**To do:**
Every record must be retyped exactly as it reads.

**Supplied material:**
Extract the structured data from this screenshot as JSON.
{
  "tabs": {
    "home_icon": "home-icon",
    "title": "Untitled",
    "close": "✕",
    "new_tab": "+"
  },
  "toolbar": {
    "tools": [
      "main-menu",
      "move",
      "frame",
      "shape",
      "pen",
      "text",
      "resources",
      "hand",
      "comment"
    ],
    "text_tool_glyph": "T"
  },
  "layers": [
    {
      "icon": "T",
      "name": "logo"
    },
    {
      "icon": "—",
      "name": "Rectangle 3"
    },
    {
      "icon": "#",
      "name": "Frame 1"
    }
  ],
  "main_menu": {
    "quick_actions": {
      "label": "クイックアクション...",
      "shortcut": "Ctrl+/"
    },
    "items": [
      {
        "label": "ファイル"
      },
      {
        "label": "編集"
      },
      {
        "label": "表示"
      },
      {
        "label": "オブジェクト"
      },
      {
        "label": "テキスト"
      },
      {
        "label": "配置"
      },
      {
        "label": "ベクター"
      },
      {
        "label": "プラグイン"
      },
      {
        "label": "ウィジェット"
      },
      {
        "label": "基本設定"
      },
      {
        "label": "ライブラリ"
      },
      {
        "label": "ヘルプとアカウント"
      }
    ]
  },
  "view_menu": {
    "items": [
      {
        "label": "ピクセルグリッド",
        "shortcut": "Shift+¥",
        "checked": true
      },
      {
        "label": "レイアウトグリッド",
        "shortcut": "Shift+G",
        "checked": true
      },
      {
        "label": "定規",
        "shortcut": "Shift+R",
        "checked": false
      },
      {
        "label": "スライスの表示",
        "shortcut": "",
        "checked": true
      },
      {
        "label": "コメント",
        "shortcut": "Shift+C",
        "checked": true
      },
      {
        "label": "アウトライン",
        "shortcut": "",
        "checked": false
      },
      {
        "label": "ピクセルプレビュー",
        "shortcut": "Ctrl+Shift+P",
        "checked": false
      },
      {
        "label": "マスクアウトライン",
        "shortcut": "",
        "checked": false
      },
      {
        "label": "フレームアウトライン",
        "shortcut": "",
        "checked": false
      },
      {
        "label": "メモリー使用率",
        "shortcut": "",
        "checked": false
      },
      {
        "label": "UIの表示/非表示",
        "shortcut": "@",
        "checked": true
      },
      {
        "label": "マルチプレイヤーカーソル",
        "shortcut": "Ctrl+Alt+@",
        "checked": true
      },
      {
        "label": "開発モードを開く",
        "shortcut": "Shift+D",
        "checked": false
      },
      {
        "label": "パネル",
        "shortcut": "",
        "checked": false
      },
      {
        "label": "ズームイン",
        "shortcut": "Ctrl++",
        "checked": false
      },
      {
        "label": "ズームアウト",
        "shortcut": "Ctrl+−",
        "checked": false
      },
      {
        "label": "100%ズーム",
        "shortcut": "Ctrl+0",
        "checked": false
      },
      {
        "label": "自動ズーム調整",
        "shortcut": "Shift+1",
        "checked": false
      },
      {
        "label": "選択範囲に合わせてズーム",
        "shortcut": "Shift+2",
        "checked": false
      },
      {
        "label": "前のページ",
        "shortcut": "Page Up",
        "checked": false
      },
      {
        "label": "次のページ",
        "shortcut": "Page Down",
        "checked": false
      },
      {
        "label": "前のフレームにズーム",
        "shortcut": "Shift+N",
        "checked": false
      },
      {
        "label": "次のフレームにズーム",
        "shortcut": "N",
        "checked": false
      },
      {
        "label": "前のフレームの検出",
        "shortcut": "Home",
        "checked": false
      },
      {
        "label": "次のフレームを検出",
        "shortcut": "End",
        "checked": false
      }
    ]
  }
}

**Response to the task:**
Extract the structured data from this screenshot as JSON.
{
  "tabs": {
    "home_icon": "home-icon",
    "title": "Untitled",
    "close": "✕",
    "new_tab": "+"
  },
  "toolbar": {
    "tools": [
      "main-menu",
      "move",
      "frame",
      "shape",
      "pen",
      "text",
      "resources",
      "hand",
      "comment"
    ],
    "text_tool_glyph": "T"
  },
  "layers": [
    {
      "icon": "T",
      "name": "logo"
    },
    {
      "icon": "—",
      "name": "Rectangle 3"
    },
    {
      "icon": "#",
      "name": "Frame 1"
    }
  ],
  "main_menu": {
    "quick_actions": {
      "label": "クイックアクション...",
      "shortcut": "Ctrl+/"
    },
    "items": [
      {
        "label": "ファイル"
      },
      {
        "label": "編集"
      },
      {
        "label": "表示"
      },
      {
        "label": "オブジェクト"
      },
      {
        "label": "テキスト"
      },
      {
        "label": "配置"
      },
      {
        "label": "ベクター"
      },
      {
        "label": "プラグイン"
      },
      {
        "label": "ウィジェット"
      },
      {
        "label": "基本設定"
      },
      {
        "label": "ライブラリ"
      },
      {
        "label": "ヘルプとアカウント"
      }
    ]
  },
  "view_menu": {
    "items": [
      {
        "label": "ピクセルグリッド",
        "shortcut": "Shift+¥",
        "checked": true
      },
      {
        "label": "レイアウトグリッド",
        "shortcut": "Shift+G",
        "checked": true
      },
      {
        "label": "定規",
        "shortcut": "Shift+R",
        "checked": false
      },
      {
        "label": "スライスの表示",
        "shortcut": "",
        "checked": true
      },
      {
        "label": "コメント",
        "shortcut": "Shift+C",
        "checked": true
      },
      {
        "label": "アウトライン",
        "shortcut": "",
        "checked": false
      },
      {
        "label": "ピクセルプレビュー",
        "shortcut": "Ctrl+Shift+P",
        "checked": false
      },
      {
        "label": "マスクアウトライン",
        "shortcut": "",
        "checked": false
      },
      {
        "label": "フレームアウトライン",
        "shortcut": "",
        "checked": false
      },
      {
        "label": "メモリー使用率",
        "shortcut": "",
        "checked": false
      },
      {
        "label": "UIの表示/非表示",
        "shortcut": "@",
        "checked": true
      },
      {
        "label": "マルチプレイヤーカーソル",
        "shortcut": "Ctrl+Alt+@",
        "checked": true
      },
      {
        "label": "開発モードを開く",
        "shortcut": "Shift+D",
        "checked": false
      },
      {
        "label": "パネル",
        "shortcut": "",
        "checked": false
      },
      {
        "label": "ズームイン",
        "shortcut": "Ctrl++",
        "checked": false
      },
      {
        "label": "ズームアウト",
        "shortcut": "Ctrl+−",
        "checked": false
      },
      {
        "label": "100%ズーム",
        "shortcut": "Ctrl+0",
        "checked": false
      },
      {
        "label": "自動ズーム調整",
        "shortcut": "Shift+1",
        "checked": false
      },
      {
        "label": "選択範囲に合わせてズーム",
        "shortcut": "Shift+2",
        "checked": false
      },
      {
        "label": "前のページ",
        "shortcut": "Page Up",
        "checked": false
      },
      {
        "label": "次のページ",
        "shortcut": "Page Down",
        "checked": false
      },
      {
        "label": "前のフレームにズーム",
        "shortcut": "Shift+N",
        "checked": false
      },
      {
        "label": "次のフレームにズーム",
        "shortcut": "N",
        "checked": false
      },
      {
        "label": "前のフレームの検出",
        "shortcut": "Home",
        "checked": false
      },
      {
        "label": "次のフレームを検出",
        "shortcut": "End",
        "checked": false
      }
    ]
  }
}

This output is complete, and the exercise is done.